I guess the took my advice from this blurb from Bloomberg news:
Fifteen engineers were able to return to the nuclear plant site after the April 7 quake. They continue to pump nitrogen into one of the reactors, part of an effort to prevent hydrogen explosions at the plant, Tokyo Electric said.
From my many years of haz mat work it is common practice to pump either nitrogen or CO2 gas into a tank first for cleaning. That renders any explosive gas or vapor inert. We are then able to cut into the tank for access without fear of explosion. In this case they are using it to prevent a hydrogen explosion. The problem though is that anyone working near the reactor will have to be wearing a supplied air system meaning they can only work for around 30 minutes at a time before coming out for a new tank of air. That's a tricky proposition when you have to decontaminate for radiation every time you need air. Those fully encapsulating suits they wear aren't cheap. A low end model for some chemicals runs $600. And as was stated before they were running out of everything including boot covers.

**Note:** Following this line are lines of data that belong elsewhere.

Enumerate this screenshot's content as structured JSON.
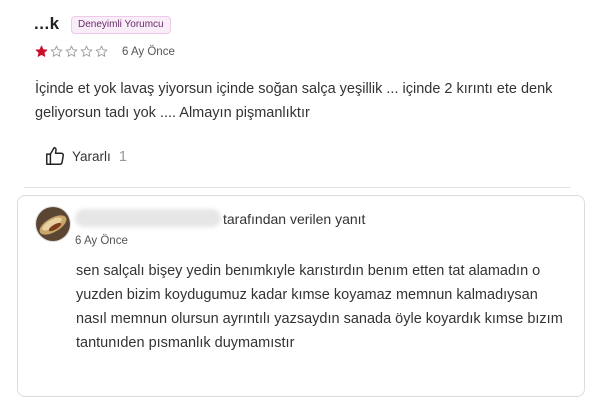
{
  "review": {
    "reviewer_name": "...k",
    "badge": "Deneyimli Yorumcu",
    "rating": 1,
    "max_rating": 5,
    "date": "6 Ay Önce",
    "comment": "İçinde et yok lavaş yiyorsun içinde soğan salça yeşillik ... içinde 2 kırıntı ete denk geliyorsun tadı yok .... Almayın pişmanlıktır",
    "helpful_label": "Yararlı",
    "helpful_count": "1"
  },
  "reply": {
    "by_label": "tarafından verilen yanıt",
    "date": "6 Ay Önce",
    "text": "sen salçalı bişey yedin benımkıyle karıstırdın benım etten tat alamadın o yuzden bizim koydugumuz kadar kımse koyamaz memnun kalmadıysan nasıl memnun olursun ayrıntılı yazsaydın sanada öyle koyardık kımse bızım tantunıden pısmanlık duymamıstır"
  },
  "colors": {
    "star_filled": "#c8102e",
    "star_empty": "#9a9a9a",
    "badge_text": "#6b2a6b",
    "badge_bg": "#f9eef8"
  },
  "icons": {
    "stars": "star-icon",
    "helpful": "thumbs-up-icon",
    "avatar": "seller-avatar"
  }
}
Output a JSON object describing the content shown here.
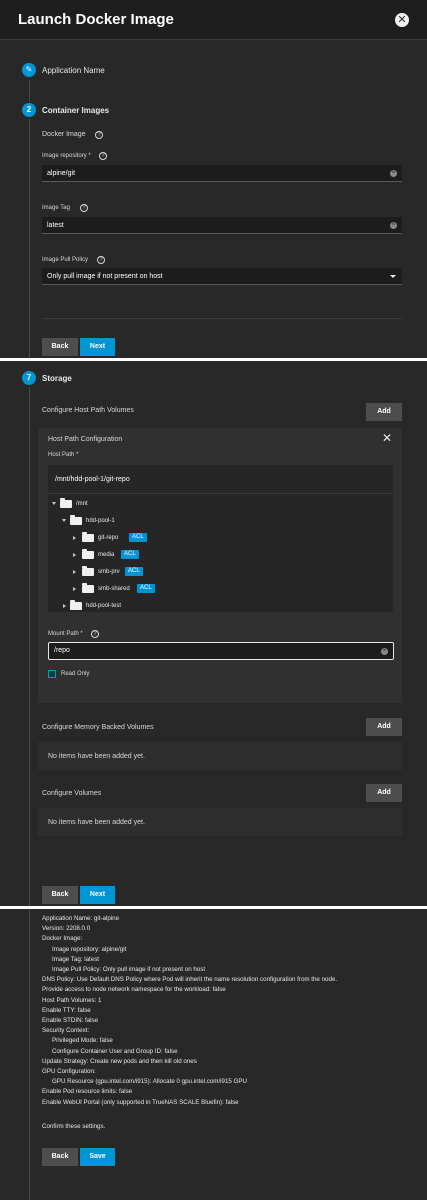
{
  "header": {
    "title": "Launch Docker Image"
  },
  "steps": {
    "application_name": "Application Name",
    "container_images": {
      "number": "2",
      "label": "Container Images"
    },
    "storage": {
      "number": "7",
      "label": "Storage"
    }
  },
  "container_images": {
    "docker_image_label": "Docker Image",
    "image_repository_label": "Image repository *",
    "image_repository_value": "alpine/git",
    "image_tag_label": "Image Tag",
    "image_tag_value": "latest",
    "pull_policy_label": "Image Pull Policy",
    "pull_policy_value": "Only pull image if not present on host"
  },
  "buttons": {
    "back": "Back",
    "next": "Next",
    "add": "Add",
    "save": "Save"
  },
  "storage": {
    "host_path_volumes_label": "Configure Host Path Volumes",
    "host_path_config_title": "Host Path Configuration",
    "host_path_label": "Host Path *",
    "host_path_value": "/mnt/hdd-pool-1/git-repo",
    "tree": [
      {
        "name": "/mnt",
        "expanded": true,
        "depth": 0,
        "acl": false
      },
      {
        "name": "hdd-pool-1",
        "expanded": true,
        "depth": 1,
        "acl": false
      },
      {
        "name": "git-repo",
        "expanded": false,
        "depth": 2,
        "acl": true
      },
      {
        "name": "media",
        "expanded": false,
        "depth": 2,
        "acl": true
      },
      {
        "name": "smb-prv",
        "expanded": false,
        "depth": 2,
        "acl": true
      },
      {
        "name": "smb-shared",
        "expanded": false,
        "depth": 2,
        "acl": true
      },
      {
        "name": "hdd-pool-test",
        "expanded": false,
        "depth": 1,
        "acl": false
      }
    ],
    "acl_label": "ACL",
    "mount_path_label": "Mount Path *",
    "mount_path_value": "/repo",
    "read_only_label": "Read Only",
    "memory_volumes_label": "Configure Memory Backed Volumes",
    "memory_volumes_empty": "No items have been added yet.",
    "volumes_label": "Configure Volumes",
    "volumes_empty": "No items have been added yet."
  },
  "summary": {
    "lines": [
      {
        "text": "Application Name: git-alpine",
        "indent": 0
      },
      {
        "text": "Version: 2208.0.0",
        "indent": 0
      },
      {
        "text": "Docker Image:",
        "indent": 0
      },
      {
        "text": "Image repository: alpine/git",
        "indent": 1
      },
      {
        "text": "Image Tag: latest",
        "indent": 1
      },
      {
        "text": "Image Pull Policy: Only pull image if not present on host",
        "indent": 1
      },
      {
        "text": "DNS Policy: Use Default DNS Policy where Pod will inherit the name resolution configuration from the node.",
        "indent": 0
      },
      {
        "text": "Provide access to node network namespace for the workload: false",
        "indent": 0
      },
      {
        "text": "Host Path Volumes: 1",
        "indent": 0
      },
      {
        "text": "Enable TTY: false",
        "indent": 0
      },
      {
        "text": "Enable STDIN: false",
        "indent": 0
      },
      {
        "text": "Security Context:",
        "indent": 0
      },
      {
        "text": "Privileged Mode: false",
        "indent": 1
      },
      {
        "text": "Configure Container User and Group ID: false",
        "indent": 1
      },
      {
        "text": "Update Strategy: Create new pods and then kill old ones",
        "indent": 0
      },
      {
        "text": "GPU Configuration:",
        "indent": 0
      },
      {
        "text": "GPU Resource (gpu.intel.com/i915): Allocate 0 gpu.intel.com/i915 GPU",
        "indent": 1
      },
      {
        "text": "Enable Pod resource limits: false",
        "indent": 0
      },
      {
        "text": "Enable WebUI Portal (only supported in TrueNAS SCALE Bluefin): false",
        "indent": 0
      }
    ],
    "confirm": "Confirm these settings."
  },
  "colors": {
    "accent": "#0095d5",
    "panel": "#282828",
    "header": "#1e1e1e"
  }
}
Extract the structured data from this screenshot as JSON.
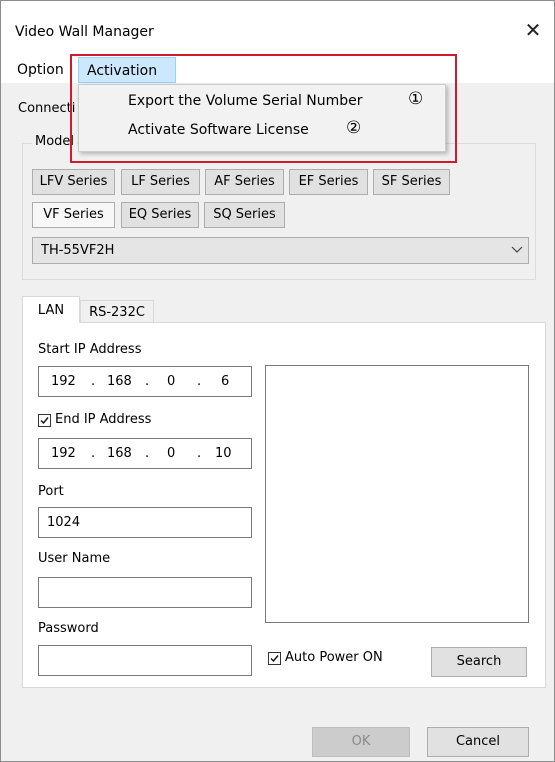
{
  "window": {
    "title": "Video Wall Manager",
    "close_glyph": "✕"
  },
  "menubar": {
    "items": [
      "Option",
      "Activation"
    ]
  },
  "activation_menu": {
    "items": [
      {
        "label": "Export the Volume Serial Number",
        "marker": "①"
      },
      {
        "label": "Activate Software License",
        "marker": "②"
      }
    ]
  },
  "connection_label": "Connecti",
  "model": {
    "legend": "Model",
    "series_row1": [
      "LFV Series",
      "LF Series",
      "AF Series",
      "EF Series",
      "SF Series"
    ],
    "series_row2": [
      "VF Series",
      "EQ Series",
      "SQ Series"
    ],
    "selected_series": "VF Series",
    "selected_model": "TH-55VF2H"
  },
  "tabs": [
    "LAN",
    "RS-232C"
  ],
  "lan": {
    "start_ip_label": "Start IP Address",
    "start_ip": [
      "192",
      "168",
      "0",
      "6"
    ],
    "end_ip_label": "End IP Address",
    "end_ip_checked": true,
    "end_ip": [
      "192",
      "168",
      "0",
      "10"
    ],
    "ip_separator": ".",
    "port_label": "Port",
    "port_value": "1024",
    "username_label": "User Name",
    "username_value": "",
    "password_label": "Password",
    "password_value": "",
    "auto_power_label": "Auto Power ON",
    "auto_power_checked": true,
    "search_label": "Search"
  },
  "footer": {
    "ok_label": "OK",
    "cancel_label": "Cancel"
  },
  "colors": {
    "highlight_box": "#d11a2a",
    "menu_hover": "#cce8ff"
  }
}
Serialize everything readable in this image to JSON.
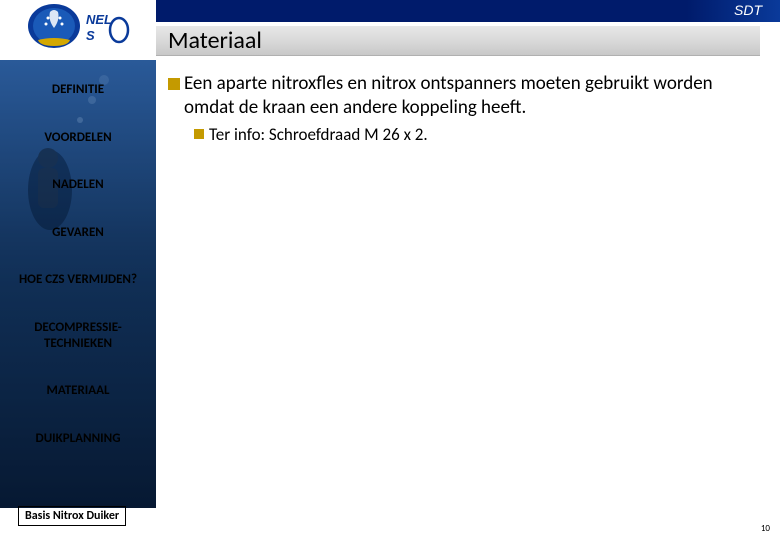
{
  "header": {
    "sdt": "SDT",
    "title": "Materiaal"
  },
  "sidebar": {
    "items": [
      {
        "label": "DEFINITIE"
      },
      {
        "label": "VOORDELEN"
      },
      {
        "label": "NADELEN"
      },
      {
        "label": "GEVAREN"
      },
      {
        "label": "HOE CZS VERMIJDEN?"
      },
      {
        "label": "DECOMPRESSIE-TECHNIEKEN"
      },
      {
        "label": "MATERIAAL"
      },
      {
        "label": "DUIKPLANNING"
      }
    ]
  },
  "content": {
    "main_bullet": "Een aparte nitroxfles en nitrox ontspanners moeten gebruikt worden omdat de kraan een andere koppeling heeft.",
    "sub_bullet_prefix": "Ter",
    "sub_bullet_rest": " info: Schroefdraad M 26 x 2."
  },
  "footer": {
    "box": "Basis Nitrox Duiker",
    "page": "10"
  },
  "colors": {
    "brand_blue": "#001b6b",
    "bullet_gold": "#c49a00"
  }
}
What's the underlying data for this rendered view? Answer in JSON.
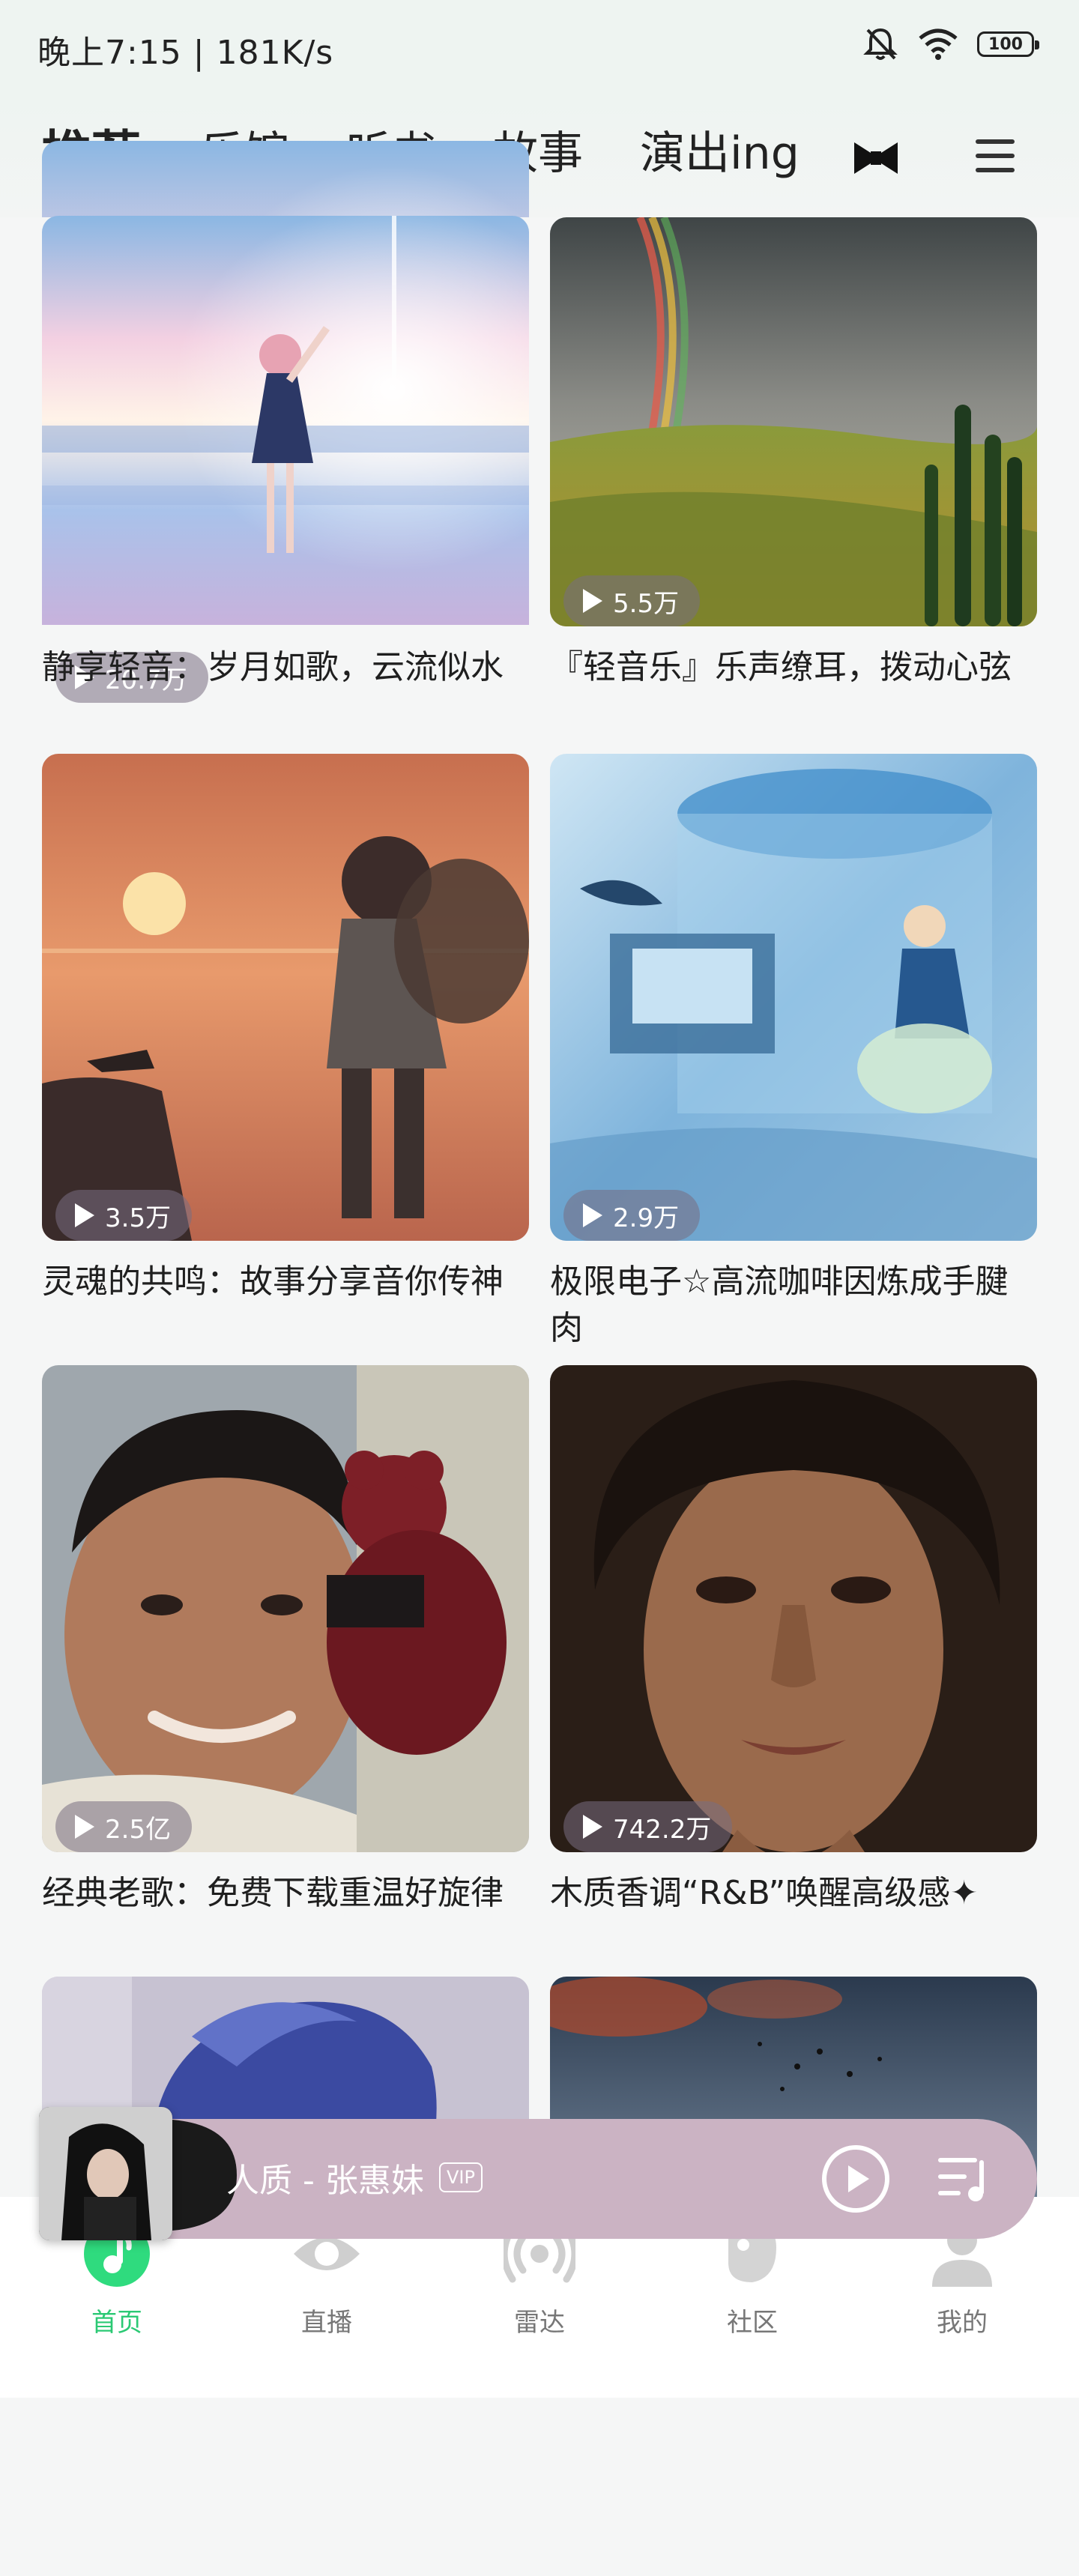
{
  "status_bar": {
    "time_speed": "晚上7:15 | 181K/s",
    "battery": "100"
  },
  "top_tabs": [
    {
      "label": "推荐",
      "active": true
    },
    {
      "label": "乐馆",
      "active": false
    },
    {
      "label": "听书",
      "active": false
    },
    {
      "label": "故事",
      "active": false
    },
    {
      "label": "演出ing",
      "active": false
    }
  ],
  "cards": [
    {
      "title": "静享轻音：岁月如歌，云流似水",
      "plays": "20.7万",
      "art": "anime-sunset-girl"
    },
    {
      "title": "『轻音乐』乐声缭耳，拨动心弦",
      "plays": "5.5万",
      "art": "rainbow-hills"
    },
    {
      "title": "灵魂的共鸣：故事分享音你传神",
      "plays": "3.5万",
      "art": "sunset-fisherman"
    },
    {
      "title": "极限电子☆高流咖啡因炼成手腱肉",
      "plays": "2.9万",
      "art": "underwater-room"
    },
    {
      "title": "经典老歌：免费下载重温好旋律",
      "plays": "2.5亿",
      "art": "man-with-bear"
    },
    {
      "title": "木质香调“R&B”唤醒高级感✦",
      "plays": "742.2万",
      "art": "portrait-curly-hair"
    },
    {
      "title": "",
      "plays": "",
      "art": "blue-hair-character"
    },
    {
      "title": "",
      "plays": "",
      "art": "dusk-birds-sky"
    }
  ],
  "mini_player": {
    "title": "人质 - 张惠妹",
    "badge": "VIP"
  },
  "bottom_nav": [
    {
      "label": "首页",
      "icon": "music-note-icon",
      "active": true
    },
    {
      "label": "直播",
      "icon": "eye-icon",
      "active": false
    },
    {
      "label": "雷达",
      "icon": "radar-icon",
      "active": false
    },
    {
      "label": "社区",
      "icon": "community-icon",
      "active": false
    },
    {
      "label": "我的",
      "icon": "profile-icon",
      "active": false
    }
  ],
  "colors": {
    "accent": "#2fdb7e",
    "mini_player_bg": "#cbb3c3"
  }
}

Funny how our really old models of nuclear reactors were much safer in that the fuel rods were attached to ropes. The ropes were routed up to a control room and held in a bundle with a large ax overhead. If the reactor were to start running away then a technician would literally grab the ax cut the rope causing the fuel rods to fall into their graphite holders stopping the reaction. This was know as S.C.R.A.M. safety control rod ax man.